→ Data to examine
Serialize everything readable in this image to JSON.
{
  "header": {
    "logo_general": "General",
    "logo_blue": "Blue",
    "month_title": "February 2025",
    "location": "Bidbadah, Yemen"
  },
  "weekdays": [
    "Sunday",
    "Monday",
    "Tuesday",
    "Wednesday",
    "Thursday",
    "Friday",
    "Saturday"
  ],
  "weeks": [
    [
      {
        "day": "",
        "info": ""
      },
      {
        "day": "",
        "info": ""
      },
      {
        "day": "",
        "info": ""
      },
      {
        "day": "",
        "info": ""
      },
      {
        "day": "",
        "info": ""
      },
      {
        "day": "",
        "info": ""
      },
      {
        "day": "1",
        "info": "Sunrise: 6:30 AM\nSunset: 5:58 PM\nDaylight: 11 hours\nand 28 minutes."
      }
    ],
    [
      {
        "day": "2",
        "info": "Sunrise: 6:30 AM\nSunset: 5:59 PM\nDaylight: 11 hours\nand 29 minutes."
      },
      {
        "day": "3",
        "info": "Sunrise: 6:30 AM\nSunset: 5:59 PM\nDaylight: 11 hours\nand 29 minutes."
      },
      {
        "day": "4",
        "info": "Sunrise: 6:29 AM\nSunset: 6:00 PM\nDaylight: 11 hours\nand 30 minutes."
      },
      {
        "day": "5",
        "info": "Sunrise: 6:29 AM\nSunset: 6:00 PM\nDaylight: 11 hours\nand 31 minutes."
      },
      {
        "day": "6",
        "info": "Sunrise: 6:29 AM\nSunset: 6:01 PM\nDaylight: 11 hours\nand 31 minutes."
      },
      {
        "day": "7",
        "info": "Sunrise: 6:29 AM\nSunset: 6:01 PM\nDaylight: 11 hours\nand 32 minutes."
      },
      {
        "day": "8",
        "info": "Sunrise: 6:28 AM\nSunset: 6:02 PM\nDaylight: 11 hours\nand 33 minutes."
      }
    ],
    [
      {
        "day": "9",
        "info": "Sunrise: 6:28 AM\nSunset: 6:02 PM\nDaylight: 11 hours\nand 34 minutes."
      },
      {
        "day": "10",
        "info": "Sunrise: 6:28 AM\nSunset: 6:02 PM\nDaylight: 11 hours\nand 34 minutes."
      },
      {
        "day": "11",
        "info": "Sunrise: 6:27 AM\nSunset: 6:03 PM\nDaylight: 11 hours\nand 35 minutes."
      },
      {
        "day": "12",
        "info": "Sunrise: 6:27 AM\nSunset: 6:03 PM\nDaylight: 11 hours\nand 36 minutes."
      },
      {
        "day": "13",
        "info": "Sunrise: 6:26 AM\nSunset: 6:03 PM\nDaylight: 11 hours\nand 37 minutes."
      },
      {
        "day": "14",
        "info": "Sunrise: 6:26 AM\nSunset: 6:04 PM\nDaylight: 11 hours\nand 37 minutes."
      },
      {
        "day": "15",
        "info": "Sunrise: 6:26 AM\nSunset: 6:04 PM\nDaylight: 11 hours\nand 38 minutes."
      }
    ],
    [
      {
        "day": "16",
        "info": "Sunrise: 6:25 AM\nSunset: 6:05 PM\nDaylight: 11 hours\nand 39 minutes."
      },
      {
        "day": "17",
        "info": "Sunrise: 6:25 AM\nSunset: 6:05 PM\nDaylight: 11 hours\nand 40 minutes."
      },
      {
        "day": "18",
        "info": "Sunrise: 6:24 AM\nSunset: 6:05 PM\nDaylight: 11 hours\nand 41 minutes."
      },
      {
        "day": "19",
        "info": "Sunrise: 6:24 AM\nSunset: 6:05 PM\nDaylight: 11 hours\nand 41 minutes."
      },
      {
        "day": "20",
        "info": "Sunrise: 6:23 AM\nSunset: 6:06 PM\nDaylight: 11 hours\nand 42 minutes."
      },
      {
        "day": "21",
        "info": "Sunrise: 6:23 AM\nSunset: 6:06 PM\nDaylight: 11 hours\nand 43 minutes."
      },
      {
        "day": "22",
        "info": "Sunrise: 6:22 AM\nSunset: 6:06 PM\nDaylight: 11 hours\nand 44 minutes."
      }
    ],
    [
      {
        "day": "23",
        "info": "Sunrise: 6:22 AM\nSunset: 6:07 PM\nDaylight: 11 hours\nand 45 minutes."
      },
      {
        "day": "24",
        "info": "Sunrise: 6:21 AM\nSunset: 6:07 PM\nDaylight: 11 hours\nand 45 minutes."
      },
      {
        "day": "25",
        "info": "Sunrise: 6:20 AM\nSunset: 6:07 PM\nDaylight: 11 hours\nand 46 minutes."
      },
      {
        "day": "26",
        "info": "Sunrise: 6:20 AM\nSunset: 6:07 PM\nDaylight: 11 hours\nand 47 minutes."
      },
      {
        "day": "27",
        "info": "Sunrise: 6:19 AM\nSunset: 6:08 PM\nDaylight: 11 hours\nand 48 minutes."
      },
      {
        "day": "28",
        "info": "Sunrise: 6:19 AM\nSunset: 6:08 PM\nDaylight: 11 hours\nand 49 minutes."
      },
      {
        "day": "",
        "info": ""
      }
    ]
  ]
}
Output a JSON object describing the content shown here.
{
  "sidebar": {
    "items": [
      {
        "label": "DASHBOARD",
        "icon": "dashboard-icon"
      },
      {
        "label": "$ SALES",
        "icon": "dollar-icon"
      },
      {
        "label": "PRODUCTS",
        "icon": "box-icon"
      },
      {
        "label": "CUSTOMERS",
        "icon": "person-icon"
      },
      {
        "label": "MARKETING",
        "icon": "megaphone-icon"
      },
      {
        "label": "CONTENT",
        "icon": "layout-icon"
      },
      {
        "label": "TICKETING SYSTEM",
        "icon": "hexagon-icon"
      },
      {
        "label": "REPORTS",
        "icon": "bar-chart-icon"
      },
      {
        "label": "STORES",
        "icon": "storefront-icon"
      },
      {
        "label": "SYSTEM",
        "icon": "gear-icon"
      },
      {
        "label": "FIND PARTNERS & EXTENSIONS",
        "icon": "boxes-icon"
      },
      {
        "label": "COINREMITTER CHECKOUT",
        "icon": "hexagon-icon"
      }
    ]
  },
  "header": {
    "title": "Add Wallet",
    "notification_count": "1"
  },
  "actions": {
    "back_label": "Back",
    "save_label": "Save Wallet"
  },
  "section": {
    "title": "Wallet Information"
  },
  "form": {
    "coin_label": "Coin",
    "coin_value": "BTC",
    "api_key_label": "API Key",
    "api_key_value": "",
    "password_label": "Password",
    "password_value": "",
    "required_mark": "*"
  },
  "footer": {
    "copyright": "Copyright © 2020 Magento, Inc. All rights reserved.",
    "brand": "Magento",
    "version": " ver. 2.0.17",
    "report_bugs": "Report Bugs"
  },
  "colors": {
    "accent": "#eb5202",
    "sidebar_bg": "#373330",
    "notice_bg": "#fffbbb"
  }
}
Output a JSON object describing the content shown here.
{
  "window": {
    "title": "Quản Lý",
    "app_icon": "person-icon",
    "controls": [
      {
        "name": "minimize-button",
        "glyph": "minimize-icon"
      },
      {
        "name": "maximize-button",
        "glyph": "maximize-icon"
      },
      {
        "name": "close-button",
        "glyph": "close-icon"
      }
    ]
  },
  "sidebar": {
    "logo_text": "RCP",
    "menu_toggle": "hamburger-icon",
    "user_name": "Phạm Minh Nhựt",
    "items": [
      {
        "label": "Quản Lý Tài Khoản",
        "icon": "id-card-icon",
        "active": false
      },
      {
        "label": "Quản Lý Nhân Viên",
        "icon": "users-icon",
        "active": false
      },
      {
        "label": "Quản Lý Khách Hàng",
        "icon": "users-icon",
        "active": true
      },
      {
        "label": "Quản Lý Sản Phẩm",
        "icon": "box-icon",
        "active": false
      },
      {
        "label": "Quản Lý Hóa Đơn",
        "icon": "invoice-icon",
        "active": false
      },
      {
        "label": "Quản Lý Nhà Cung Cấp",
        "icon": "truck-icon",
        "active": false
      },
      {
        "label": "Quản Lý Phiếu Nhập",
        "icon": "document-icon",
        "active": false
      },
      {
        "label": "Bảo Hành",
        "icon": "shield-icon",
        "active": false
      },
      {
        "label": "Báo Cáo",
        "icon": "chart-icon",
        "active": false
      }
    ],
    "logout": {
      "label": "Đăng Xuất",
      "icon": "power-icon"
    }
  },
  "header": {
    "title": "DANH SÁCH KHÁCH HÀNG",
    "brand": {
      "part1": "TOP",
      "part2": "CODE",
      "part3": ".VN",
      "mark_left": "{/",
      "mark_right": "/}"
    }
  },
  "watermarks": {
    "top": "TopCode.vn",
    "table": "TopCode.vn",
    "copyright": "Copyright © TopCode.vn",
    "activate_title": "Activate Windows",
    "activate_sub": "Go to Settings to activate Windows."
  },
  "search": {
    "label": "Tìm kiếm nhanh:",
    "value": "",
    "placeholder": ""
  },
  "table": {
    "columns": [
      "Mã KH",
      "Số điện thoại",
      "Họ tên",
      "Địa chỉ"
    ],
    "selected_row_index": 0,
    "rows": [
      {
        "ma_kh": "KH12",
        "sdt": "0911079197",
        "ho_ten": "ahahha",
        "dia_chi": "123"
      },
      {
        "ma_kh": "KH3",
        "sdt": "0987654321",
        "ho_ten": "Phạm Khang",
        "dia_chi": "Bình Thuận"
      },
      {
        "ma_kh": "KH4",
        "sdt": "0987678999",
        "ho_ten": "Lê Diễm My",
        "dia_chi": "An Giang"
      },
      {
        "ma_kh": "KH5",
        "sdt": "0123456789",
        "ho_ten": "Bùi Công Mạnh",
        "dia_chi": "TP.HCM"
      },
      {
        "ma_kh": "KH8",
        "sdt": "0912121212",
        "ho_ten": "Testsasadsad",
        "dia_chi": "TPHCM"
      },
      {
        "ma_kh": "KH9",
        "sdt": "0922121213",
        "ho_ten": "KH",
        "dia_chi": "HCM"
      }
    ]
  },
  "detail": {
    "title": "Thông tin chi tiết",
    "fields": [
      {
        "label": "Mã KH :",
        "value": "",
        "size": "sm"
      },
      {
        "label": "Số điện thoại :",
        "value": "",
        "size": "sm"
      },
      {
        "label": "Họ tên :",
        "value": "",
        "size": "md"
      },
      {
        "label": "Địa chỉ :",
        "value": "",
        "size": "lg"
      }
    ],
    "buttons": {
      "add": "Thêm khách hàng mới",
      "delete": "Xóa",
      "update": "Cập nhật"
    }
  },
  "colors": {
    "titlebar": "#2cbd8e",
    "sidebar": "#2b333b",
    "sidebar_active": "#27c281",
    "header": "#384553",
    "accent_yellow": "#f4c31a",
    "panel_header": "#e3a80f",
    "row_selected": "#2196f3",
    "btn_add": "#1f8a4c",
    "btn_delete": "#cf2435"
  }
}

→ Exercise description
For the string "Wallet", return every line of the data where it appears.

→ Exercise output
    "title": "Add Wallet",
    "save_label": "Save Wallet"
    "title": "Wallet Information"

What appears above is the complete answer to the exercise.